An old man accosted me yesterday morning. Accosted is too strong a word, but I am not sure how else to put it. He saw me just as I walked out of our apartment building, and started talking. Something about telegrams and mental illness and NIMHANs and medicines.... All the time, I was thinking, "Oh hell, why me, why me! Why can't he go away and bother someone else"? I was going to pick up little man and I had just 10 minutes to go.
But he just wouldn't walk away and kept rambling on. Was he mentally ill? I am not sure, he certainly appeared lucid enough. He didn't seem disoriented or lost, as a person with dementia would seem to be. Out of the corner of my eye, I could see Naveen, our building's security guard (who lives here with his family), watching. I glanced uncertainly at him, hoping he would come shoo the man away. He didn't.
And yet, I didn't, couldn't, walk on, pretending this old man didn't exist. Instead I wondered why was he doing this? Where was his family? And then I thought of my own father, 83-going-on-84. He has dementia. And he has gone missing two times--once for more than 17 hours, and on another occasion for four-five hours. When my father was wandering around, did he approach people like this man? Ask for money? I honestly don't know.
So I gave the old man a Rs 100 note, and he carefully tucked it among other smaller denomination notes, in his wallet. Then he slowly shuffled away.
This old man, he was not ill. He simply wanted money. And he probably was spinning me a yarn, but I really don't care. For me, this old man and the way he came up to, reminded me of my father. And the times he went missing. Because both times, someone did help him and someone did alert the police. For that is how he came back to us. If people had turned away, ignored my father, he would still be a missing person today.

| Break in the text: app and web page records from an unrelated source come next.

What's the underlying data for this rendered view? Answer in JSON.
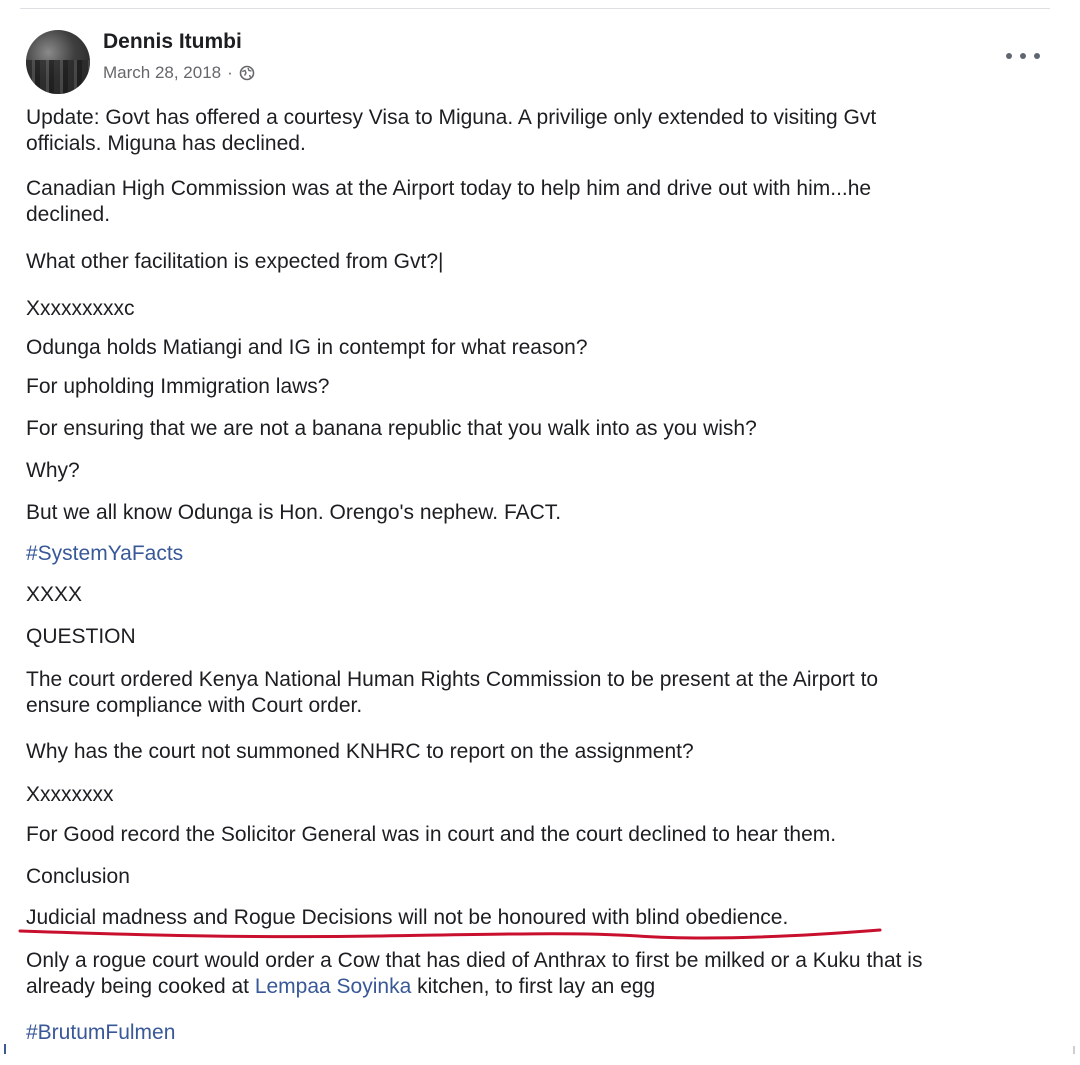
{
  "post": {
    "author": "Dennis Itumbi",
    "date": "March 28, 2018",
    "separator": "·",
    "privacy_icon": "globe-icon",
    "more_icon": "more-options-icon",
    "paragraphs": [
      {
        "line1": "Update: Govt has offered a courtesy Visa to Miguna. A privilige only extended to visiting Gvt",
        "line2": "officials. Miguna has declined."
      },
      {
        "line1": "Canadian High Commission was at the Airport today to help him and drive out with him...he",
        "line2": "declined."
      },
      {
        "line1": "What other facilitation is expected from Gvt?|"
      },
      {
        "line1": "Xxxxxxxxxc"
      },
      {
        "line1": "Odunga holds Matiangi and IG in contempt for what reason?"
      },
      {
        "line1": "For upholding Immigration laws?"
      },
      {
        "line1": "For ensuring that we are not a banana republic that you walk into as you wish?"
      },
      {
        "line1": "Why?"
      },
      {
        "line1": "But we all know Odunga is Hon. Orengo's nephew. FACT."
      },
      {
        "line1": "#SystemYaFacts"
      },
      {
        "line1": "XXXX"
      },
      {
        "line1": "QUESTION"
      },
      {
        "line1": "The court ordered Kenya National Human Rights Commission to be present at the Airport to",
        "line2": "ensure compliance with Court order."
      },
      {
        "line1": "Why has the court not summoned KNHRC to report on the assignment?"
      },
      {
        "line1": "Xxxxxxxx"
      },
      {
        "line1": "For Good record the Solicitor General was in court and the court declined to hear them."
      },
      {
        "line1": "Conclusion"
      },
      {
        "line1": "Judicial madness and Rogue Decisions will not be honoured with blind obedience."
      },
      {
        "line1": "Only a rogue court would order a Cow that has died of Anthrax to first be milked or a Kuku that is",
        "line2_pre": "already being cooked at ",
        "line2_link": "Lempaa Soyinka",
        "line2_post": " kitchen, to first lay an egg"
      },
      {
        "line1": "#BrutumFulmen"
      }
    ]
  },
  "colors": {
    "text": "#1c1e21",
    "meta": "#65676b",
    "link": "#385898",
    "underline": "#c8102e"
  }
}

That morning, that is what I thought of when I saw the old man before me, spinning me a yarn just so he could get me to pay him something. Yes, maybe I am a sucker for such stories. But in any case, what can be more heartrending than seeing an old man so desperate that he goes up to a total stranger asking for money. That is why I did not turn away, when that old man came up to me.